Reference > William Shakespeare > The Oxford Shakespeare > Poems

William Shakespeare (1564–1616).  The Oxford Shakespeare: Poems.  1914.

Sonnet XXXVI.

“Let me confess that we two must be twain”

LET me confess that we two must be twain 
Although our undivided loves are one: 
So shall those blots that do with me remain, 
Without thy help, by me be borne alone. 
In our two loves there is but one respect,         5
Though in our lives a separable spite, 
Which, though it alter not love’s sole effect, 
Yet doth it steal sweet hours from love’s delight. 
I may not evermore acknowledge thee, 
Lest my bewailed guilt should do thee shame,  10
Nor thou with public kindness honour me, 
Unless thou take that honour from thy name: 
  But do not so; I love thee in such sort 
  As thou being mine, mine is thy good report. 

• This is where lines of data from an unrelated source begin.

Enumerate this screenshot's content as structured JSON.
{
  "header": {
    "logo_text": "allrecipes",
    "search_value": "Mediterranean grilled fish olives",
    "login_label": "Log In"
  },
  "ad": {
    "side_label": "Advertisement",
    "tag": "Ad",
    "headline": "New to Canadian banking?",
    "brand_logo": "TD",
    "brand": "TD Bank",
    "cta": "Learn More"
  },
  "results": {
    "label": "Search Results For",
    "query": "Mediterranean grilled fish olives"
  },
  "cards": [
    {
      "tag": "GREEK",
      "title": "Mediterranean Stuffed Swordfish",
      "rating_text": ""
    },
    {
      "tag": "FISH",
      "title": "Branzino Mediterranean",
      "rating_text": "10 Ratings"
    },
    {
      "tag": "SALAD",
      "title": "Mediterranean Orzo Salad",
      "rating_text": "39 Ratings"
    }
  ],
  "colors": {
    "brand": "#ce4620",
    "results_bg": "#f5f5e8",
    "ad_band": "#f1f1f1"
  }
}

Shakespeare · Bible · Strunk · Anatomy · Nonfiction · Quotations · Reference · Fiction · Poetry
© 1993–2015 · [Top 150] · Subjects · Titles · Authors · World Lit.